### WHAT THIS TASK INVOLVES
Return the entries that follow exactly, with no images.

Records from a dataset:
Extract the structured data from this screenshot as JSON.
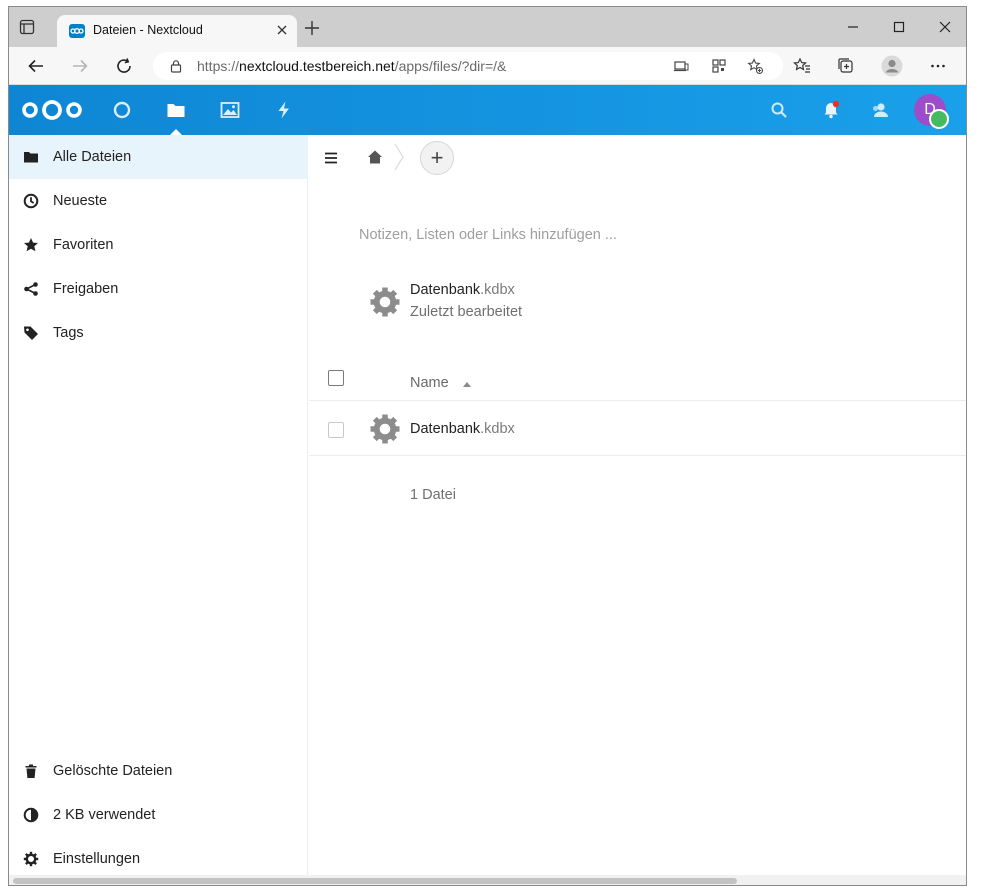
{
  "browser": {
    "tab_title": "Dateien - Nextcloud",
    "url_prefix": "https://",
    "url_host": "nextcloud.testbereich.net",
    "url_path": "/apps/files/?dir=/&"
  },
  "header": {
    "apps": [
      {
        "name": "dashboard",
        "icon": "circle-icon"
      },
      {
        "name": "files",
        "icon": "folder-icon",
        "active": true
      },
      {
        "name": "photos",
        "icon": "image-icon"
      },
      {
        "name": "activity",
        "icon": "lightning-icon"
      }
    ],
    "avatar_initial": "D",
    "brand_color": "#0082c9",
    "status_color": "#46ba61"
  },
  "sidebar": {
    "items": [
      {
        "label": "Alle Dateien",
        "icon": "folder-icon"
      },
      {
        "label": "Neueste",
        "icon": "clock-icon"
      },
      {
        "label": "Favoriten",
        "icon": "star-icon"
      },
      {
        "label": "Freigaben",
        "icon": "share-icon"
      },
      {
        "label": "Tags",
        "icon": "tag-icon"
      }
    ],
    "bottom_items": [
      {
        "label": "Gelöschte Dateien",
        "icon": "trash-icon"
      },
      {
        "label": "2 KB verwendet",
        "icon": "pie-chart-icon"
      },
      {
        "label": "Einstellungen",
        "icon": "gear-icon"
      }
    ]
  },
  "content": {
    "notes_placeholder": "Notizen, Listen oder Links hinzufügen ...",
    "recent": {
      "name": "Datenbank",
      "ext": ".kdbx",
      "subtitle": "Zuletzt bearbeitet"
    },
    "list": {
      "column_name": "Name",
      "rows": [
        {
          "name": "Datenbank",
          "ext": ".kdbx"
        }
      ],
      "summary": "1 Datei"
    }
  }
}
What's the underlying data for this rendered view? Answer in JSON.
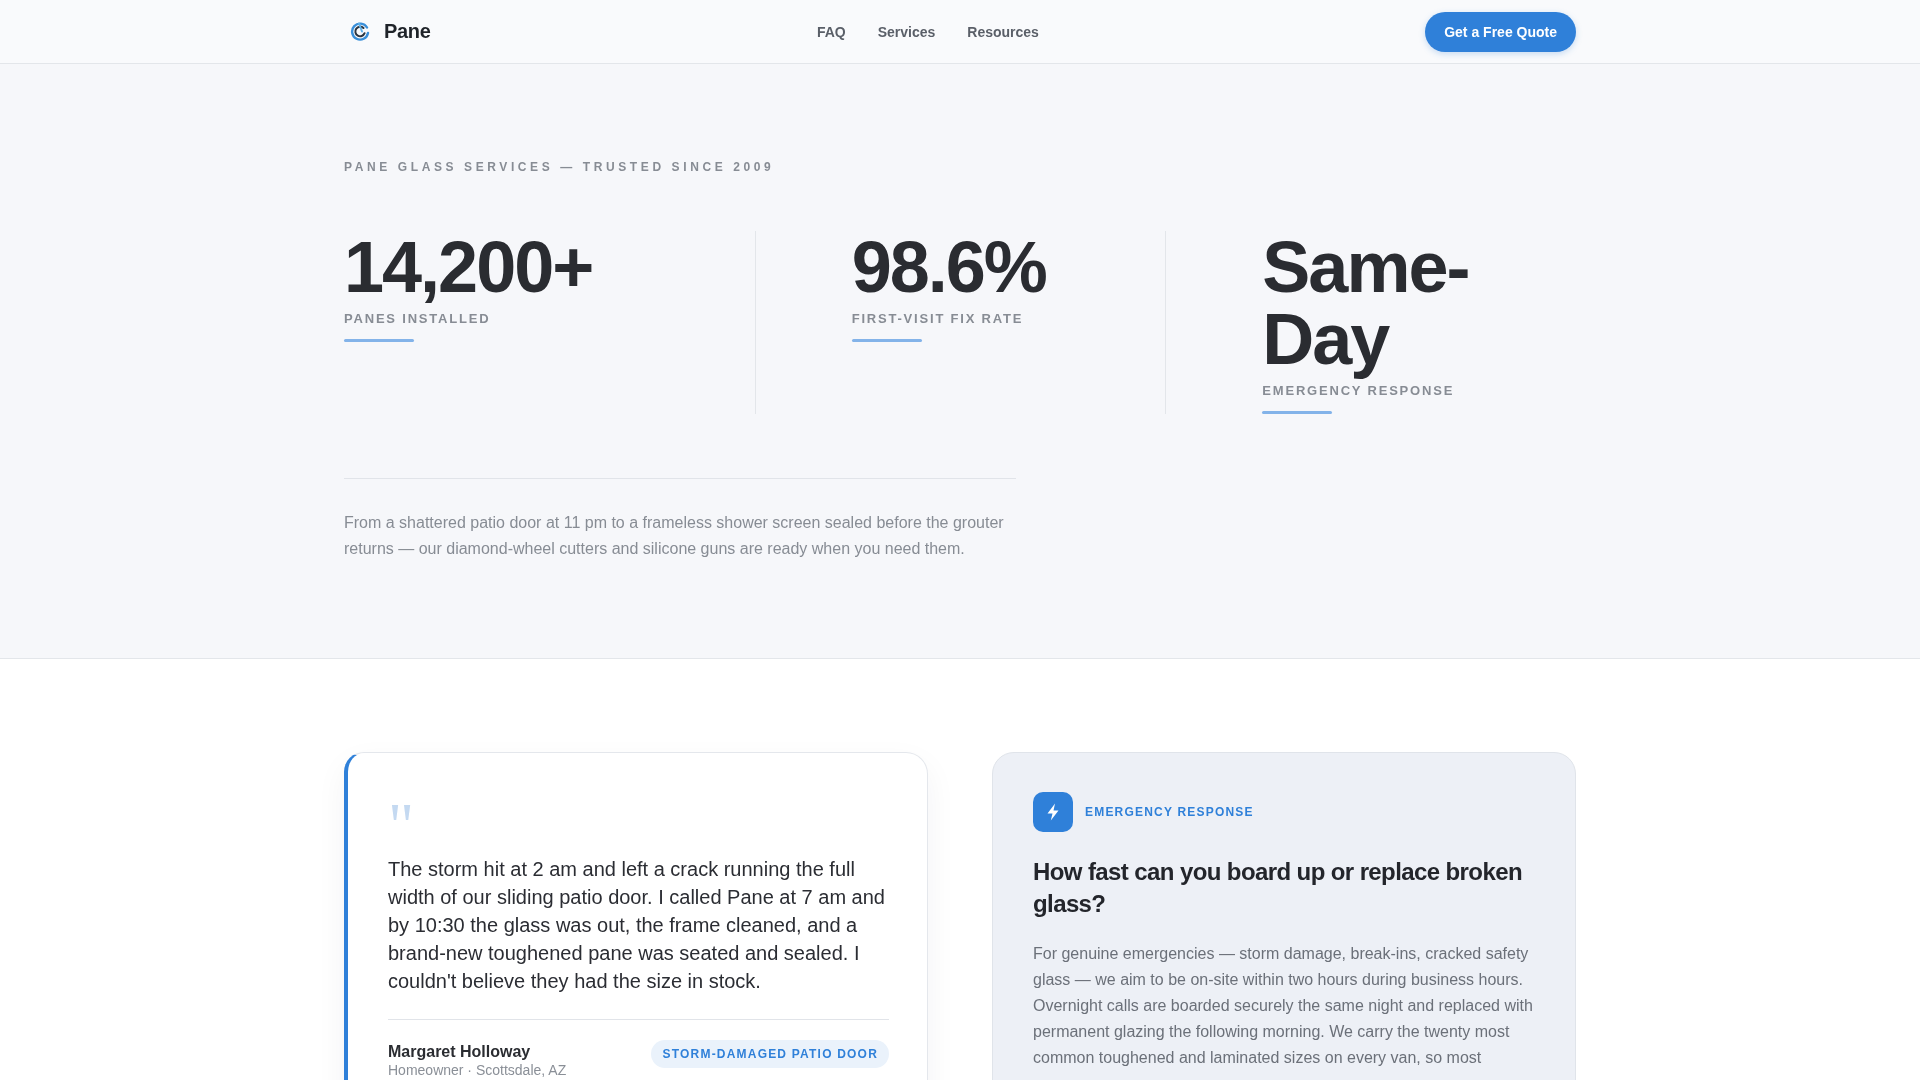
{
  "header": {
    "brand": "Pane",
    "nav": [
      {
        "label": "FAQ"
      },
      {
        "label": "Services"
      },
      {
        "label": "Resources"
      }
    ],
    "cta": "Get a Free Quote"
  },
  "hero": {
    "eyebrow": "PANE GLASS SERVICES — TRUSTED SINCE 2009",
    "stats": [
      {
        "value": "14,200+",
        "label": "PANES INSTALLED"
      },
      {
        "value": "98.6%",
        "label": "FIRST-VISIT FIX RATE"
      },
      {
        "value": "Same-Day",
        "label": "EMERGENCY RESPONSE"
      }
    ],
    "intro": "From a shattered patio door at 11 pm to a frameless shower screen sealed before the grouter returns — our diamond-wheel cutters and silicone guns are ready when you need them."
  },
  "testimonial": {
    "quote_mark": "\"",
    "quote": "The storm hit at 2 am and left a crack running the full width of our sliding patio door. I called Pane at 7 am and by 10:30 the glass was out, the frame cleaned, and a brand-new toughened pane was seated and sealed. I couldn't believe they had the size in stock.",
    "name": "Margaret Holloway",
    "role": "Homeowner · Scottsdale, AZ",
    "tag": "STORM-DAMAGED PATIO DOOR"
  },
  "faq": {
    "eyebrow": "EMERGENCY RESPONSE",
    "question": "How fast can you board up or replace broken glass?",
    "answer": "For genuine emergencies — storm damage, break-ins, cracked safety glass — we aim to be on-site within two hours during business hours. Overnight calls are boarded securely the same night and replaced with permanent glazing the following morning. We carry the twenty most common toughened and laminated sizes on every van, so most"
  }
}
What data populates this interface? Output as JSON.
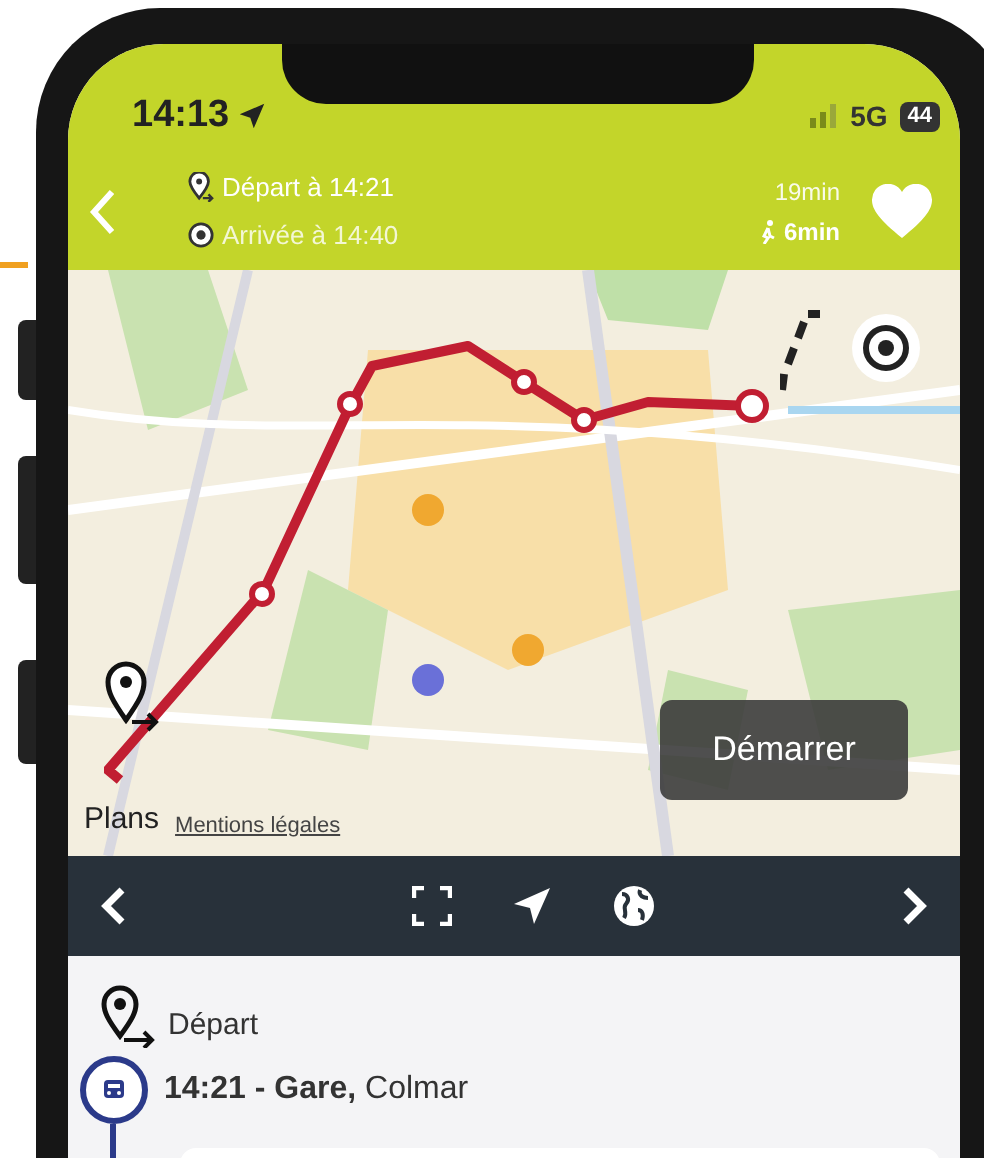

### EXERCISE OUTPUT
Extract the structured data from this screenshot as JSON.
{
  "browser": {
    "tab_title": "Dateien - Nextcloud",
    "url_prefix": "https://",
    "url_host": "nextcloud.testbereich.net",
    "url_path": "/apps/files/?dir=/&"
  },
  "header": {
    "apps": [
      {
        "name": "dashboard",
        "icon": "circle-icon"
      },
      {
        "name": "files",
        "icon": "folder-icon",
        "active": true
      },
      {
        "name": "photos",
        "icon": "image-icon"
      },
      {
        "name": "activity",
        "icon": "lightning-icon"
      }
    ],
    "avatar_initial": "D",
    "brand_color": "#0082c9",
    "status_color": "#46ba61"
  },
  "sidebar": {
    "items": [
      {
        "label": "Alle Dateien",
        "icon": "folder-icon"
      },
      {
        "label": "Neueste",
        "icon": "clock-icon"
      },
      {
        "label": "Favoriten",
        "icon": "star-icon"
      },
      {
        "label": "Freigaben",
        "icon": "share-icon"
      },
      {
        "label": "Tags",
        "icon": "tag-icon"
      }
    ],
    "bottom_items": [
      {
        "label": "Gelöschte Dateien",
        "icon": "trash-icon"
      },
      {
        "label": "2 KB verwendet",
        "icon": "pie-chart-icon"
      },
      {
        "label": "Einstellungen",
        "icon": "gear-icon"
      }
    ]
  },
  "content": {
    "notes_placeholder": "Notizen, Listen oder Links hinzufügen ...",
    "recent": {
      "name": "Datenbank",
      "ext": ".kdbx",
      "subtitle": "Zuletzt bearbeitet"
    },
    "list": {
      "column_name": "Name",
      "rows": [
        {
          "name": "Datenbank",
          "ext": ".kdbx"
        }
      ],
      "summary": "1 Datei"
    }
  }
}
What's the underlying data for this rendered view? Answer in JSON.
{
  "header": {
    "brand": "Pane",
    "nav": [
      {
        "label": "FAQ"
      },
      {
        "label": "Services"
      },
      {
        "label": "Resources"
      }
    ],
    "cta": "Get a Free Quote"
  },
  "hero": {
    "eyebrow": "PANE GLASS SERVICES — TRUSTED SINCE 2009",
    "stats": [
      {
        "value": "14,200+",
        "label": "PANES INSTALLED"
      },
      {
        "value": "98.6%",
        "label": "FIRST-VISIT FIX RATE"
      },
      {
        "value": "Same-Day",
        "label": "EMERGENCY RESPONSE"
      }
    ],
    "intro": "From a shattered patio door at 11 pm to a frameless shower screen sealed before the grouter returns — our diamond-wheel cutters and silicone guns are ready when you need them."
  },
  "testimonial": {
    "quote_mark": "\"",
    "quote": "The storm hit at 2 am and left a crack running the full width of our sliding patio door. I called Pane at 7 am and by 10:30 the glass was out, the frame cleaned, and a brand-new toughened pane was seated and sealed. I couldn't believe they had the size in stock.",
    "name": "Margaret Holloway",
    "role": "Homeowner · Scottsdale, AZ",
    "tag": "STORM-DAMAGED PATIO DOOR"
  },
  "faq": {
    "eyebrow": "EMERGENCY RESPONSE",
    "question": "How fast can you board up or replace broken glass?",
    "answer": "For genuine emergencies — storm damage, break-ins, cracked safety glass — we aim to be on-site within two hours during business hours. Overnight calls are boarded securely the same night and replaced with permanent glazing the following morning. We carry the twenty most common toughened and laminated sizes on every van, so most"
  }
}
What data populates this interface? Output as JSON.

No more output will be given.